The administration of US President Joe Biden has appealed a British judge's ruling against the extradition of WikiLeaks founder Julian Assange, a Justice Department official said Friday.
The appeal made clear Biden's intention to have Assange stand trial on espionage and hacking-related charges over WikiLeaks' publication of hundreds of thousands of US military and diplomatic documents beginning in 2009.
The Justice Department had until Friday to file an appeal of Judge Vanessa Baraitser's January 4 ruling that Assange suffered mental health problems that would raise the risk of suicide if he were sent to the United States for trial.
"Yes, we filed an appeal and we are continuing to pursue extradition," Justice Department spokesman Marc Raimondi told AFP.
Biden had been pressured by rights groups to drop the case, which raises sensitive transparency and media freedom issues.
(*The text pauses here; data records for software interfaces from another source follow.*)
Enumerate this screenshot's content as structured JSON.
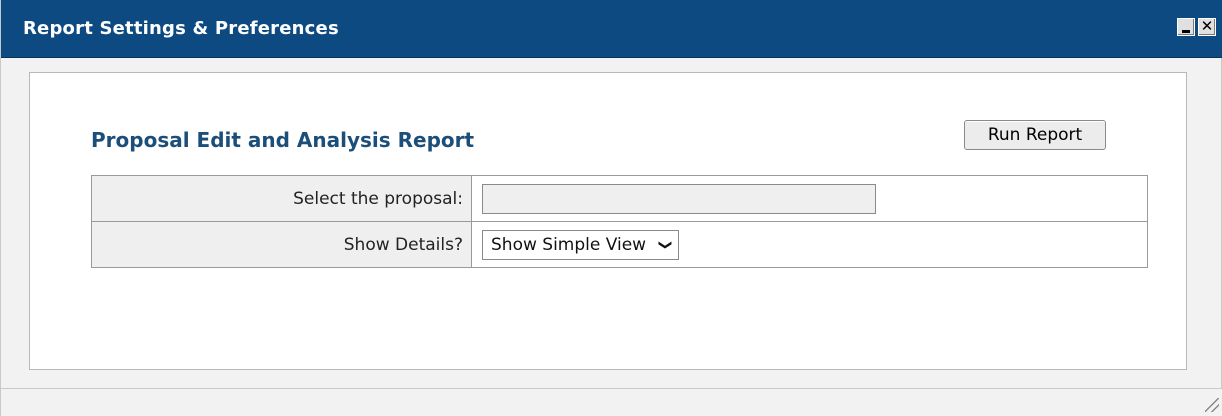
{
  "window": {
    "title": "Report Settings & Preferences",
    "minimize_icon": "minimize-icon",
    "close_icon": "close-icon",
    "close_glyph": "✕",
    "titlebar_color": "#0e4a82"
  },
  "report": {
    "title": "Proposal Edit and Analysis Report",
    "run_button_label": "Run Report"
  },
  "form": {
    "rows": [
      {
        "label": "Select the proposal:",
        "value": ""
      },
      {
        "label": "Show Details?",
        "selected": "Show Simple View"
      }
    ],
    "chevron_icon": "chevron-down-icon"
  }
}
After WikiLeaks began publishing US secrets in 2009, the then-administration of president Barack Obama -- in which Biden was vice president -- declined to pursue the case.
Assange said WikiLeaks was no different than other media constitutionally protected to publish such materials.
Prosecuting him, too, could mean also prosecuting powerful US news organizations for publishing similar material -- legal fights the government would likely lose.
But under president Donald Trump, whose 2016 election was helped by WikiLeaks publishing Russian-stolen materials damaging to his rival Hillary Clinton -- the Justice Department built a national security case against Assange.
In 2019 the native Australian was charged under the US Espionage Act and computer crimes laws with multiple counts of conspiring with and directing others, from 2009 to 2019, to illegally obtain and release US secrets.
In doing so he aided and abetted hacking, illegally exposed confidential US sources to danger and used the information to damage the United States, according to the charges.
If convicted on all counts, Assange, 49, could face a prison sentence of 175 years.
"Julian Assange is no journalist," said Assistant Attorney General John Demers at the time.
Assange has remained under detention by British authorities pending the appeal.
Earlier this week 24 organizations, including Human Rights Watch, Amnesty International USA and Reporters Without Borders, urged Biden to drop the case.
"Journalists at major news publications regularly speak with sources, ask for clarification or more documentation, and receive and publish documents the government considers secret," they said in an open letter.
"In our view, such a precedent in this case could effectively criminalize these common journalistic practices."